Oh, Joe. Let’s clear up just a few things so we can move on.
A few weeks after telling Black people that “you ain’t Black” if you’re not supporting him over Donald Trump, the presumptive Democratic nominee this week declared that "Unlike the African-American community, with notable exceptions, the Latino community is an incredibly diverse community with incredibly diverse attitudes about different things”—which many interpreted as his belief that there was little to no ideological or ethnic diversity among Blacks living in the U.S.
As the author of Black Ethnics: Race, Immigration, and the Pursuit of the American Dream, I have a few things to say to Biden, and anyone who may be confused by this latest mini-tempest, which he apologized for on Thursday night. First, Black voters know who Joe Biden is. He’s been a public servant for over 40 years and faithfully served as the No. 2 to the first Black president.
In that role he garnered an incredible reserve of goodwill among Black Democratic primary voters, especially older Black voters who have had the boot of American racism and oppression on their necks their entire lives—a force strong enough to deny them the full rights and privileges of American democracy, but not always strong enough to kill them.
Biden is one of those white Democrats that Black people know quite well: someone who is at times a bit too familiar, who has made missteps in the past and occasionally says inappropriate things, but who at the end of the day is learning from his mistakes and whose intent is largely not to do harm. Unlike the current president—who traffics in blatant white supremacy and uses Black people as a prop to boast about himself and his accomplishments for “the blacks” (when he actually has none),
Biden’s beliefs about Black Americans are sometimes still problematic, but they are not dangerous. Trump is an existential threat to Black people and our overall democracy.
We know that a 77-year-old of any race is not going to change that much. However, after Biden’s recent gaffes, he has been swift to apologize, contextualize, and try to learn and correct himself. That is more than can be sad for the president who prides himself on being loud and wrong. A man who refuses to ever apologize, no matter how egregious his words and deeds. And someone who uses his Black supporters as proof that he’s not racist. It’s a presidential version of “Look at my Black friend!”
Biden actually has a diverse staff, and a diverse Black staff more specifically. Hopefully his staff will help him understand a few things about the third largest racial group in the U.S. Blacks in America comprise roughly 13.5 percent of the total population with roughly 44 million people from the Caribbean, the continent of Africa, and descendants of U.S. chattel slavery. According to the Pew Research Center, “there were 4.2 million black immigrants living in the U.S. in 2016, up from 816,000 in 1980... Since 2000 alone, the number of black immigrants in the U.S. has risen 71%.” The voluntary immigration of Caribbean and African immigrants to the United States is often overlooked by politicians and policy makers and the cultural and partisan nuances are often ignored when all Blacks are lumped together, unlike Latinx and Asian-American groups.

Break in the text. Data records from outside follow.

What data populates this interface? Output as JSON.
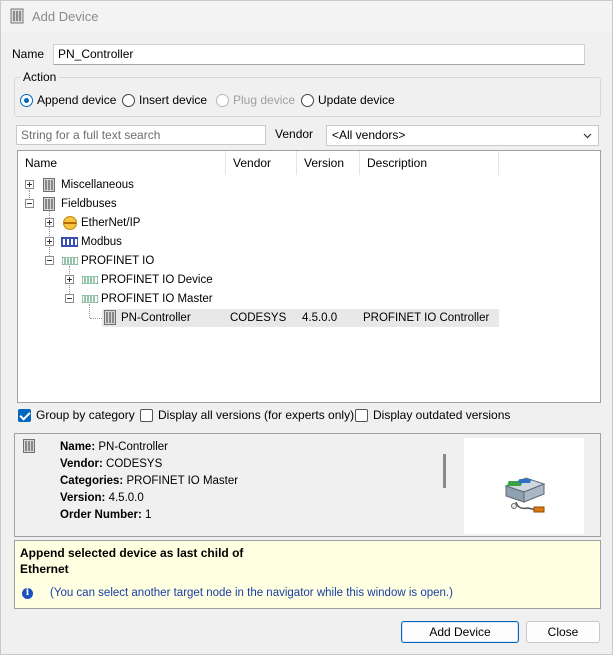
{
  "window": {
    "title": "Add Device"
  },
  "name_field": {
    "label": "Name",
    "value": "PN_Controller"
  },
  "action": {
    "title": "Action",
    "options": [
      {
        "label": "Append device",
        "selected": true,
        "enabled": true
      },
      {
        "label": "Insert device",
        "selected": false,
        "enabled": true
      },
      {
        "label": "Plug device",
        "selected": false,
        "enabled": false
      },
      {
        "label": "Update device",
        "selected": false,
        "enabled": true
      }
    ]
  },
  "search": {
    "placeholder": "String for a full text search"
  },
  "vendor": {
    "label": "Vendor",
    "selected": "<All vendors>"
  },
  "tree": {
    "columns": [
      "Name",
      "Vendor",
      "Version",
      "Description"
    ],
    "rows": [
      {
        "name": "Miscellaneous",
        "vendor": "",
        "version": "",
        "description": "",
        "icon": "device-icon",
        "expander": "plus"
      },
      {
        "name": "Fieldbuses",
        "vendor": "",
        "version": "",
        "description": "",
        "icon": "device-icon",
        "expander": "minus"
      },
      {
        "name": "EtherNet/IP",
        "vendor": "",
        "version": "",
        "description": "",
        "icon": "ethernet-ip-icon",
        "expander": "plus"
      },
      {
        "name": "Modbus",
        "vendor": "",
        "version": "",
        "description": "",
        "icon": "modbus-icon",
        "expander": "plus"
      },
      {
        "name": "PROFINET IO",
        "vendor": "",
        "version": "",
        "description": "",
        "icon": "profinet-icon",
        "expander": "minus"
      },
      {
        "name": "PROFINET IO Device",
        "vendor": "",
        "version": "",
        "description": "",
        "icon": "profinet-icon",
        "expander": "plus"
      },
      {
        "name": "PROFINET IO Master",
        "vendor": "",
        "version": "",
        "description": "",
        "icon": "profinet-icon",
        "expander": "minus"
      },
      {
        "name": "PN-Controller",
        "vendor": "CODESYS",
        "version": "4.5.0.0",
        "description": "PROFINET IO Controller",
        "icon": "device-icon",
        "expander": "none",
        "selected": true
      }
    ]
  },
  "options": {
    "group_by_category": {
      "label": "Group by category",
      "checked": true
    },
    "display_all_versions": {
      "label": "Display all versions (for experts only)",
      "checked": false
    },
    "display_outdated": {
      "label": "Display outdated versions",
      "checked": false
    }
  },
  "details": {
    "name_label": "Name:",
    "name": "PN-Controller",
    "vendor_label": "Vendor:",
    "vendor": "CODESYS",
    "categories_label": "Categories:",
    "categories": "PROFINET IO Master",
    "version_label": "Version:",
    "version": "4.5.0.0",
    "order_label": "Order Number:",
    "order": "1"
  },
  "message": {
    "line1": "Append selected device as last child of",
    "line2": "Ethernet",
    "note": "(You can select another target node in the navigator while this window is open.)"
  },
  "buttons": {
    "add": "Add Device",
    "close": "Close"
  },
  "colors": {
    "accent": "#0067c0",
    "message_bg": "#ffffe1",
    "note_text": "#1a3ea8"
  }
}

In addition, there are an estimated 3.5 million Black non-citizens currently residing in the U.S. Although the number of undocumented Black individuals are not growing at the same rate as people from Central America or Asia, Black undocumented people face greater rates of deportation due to residential segregation, systemic racism, and over-policing of Black communities across the nation.
There is also a rich history of Black migration from the South to Northern, Midwestern, and West Coast cities. And more recently, the (forced) migration of Blacks from major urban centers to the suburbs cannot be ignored. Therefore, when the president speaks of protecting the “suburbs” he ignores the fact that the share of blacks in large metro areas living in suburbs rose from 37 percent in 1990 to 51 percent in 2010 (Brookings).
Biden’s definition of Blackness must take into account the ethnic, geographic, and nuanced policy distinctions of Black voters. And although the vast majority of Black Americans vote for the Democratic party candidate in presidential elections, Biden would be wise to not ignore the conservative Black members of the party who vote Democratic largely due to the white nationalist nature of the Republican party. These Black voters may be more closely aligned with GOP policy positions on a woman’s right to choose, LGBTQ issues, labor policies, or foreign policy, yet vote for the Democratic nominee instead of supporting a party that has trafficked in blatant anti-Black racism in rhetoric and policy for the last fifty years.
Now is not the time for a purity test for Joe Biden. Blacks in America may not survive another four years of a Trump presidency, a Barr Department of Justice, rampant voter suppression and disenfranchisement, the eroding and defunding of the now majority POC public educational system, ignorance regarding climate change and environmental issues that disproportionately affect Black people and their health, a cavalier attitude toward a virus disproportionately killing Black people, and blatant incompetence on domestic and international relationships.
Sometimes we go to battle with the army we have. It’s not an ideal scenario, but neither is this version of American democracy.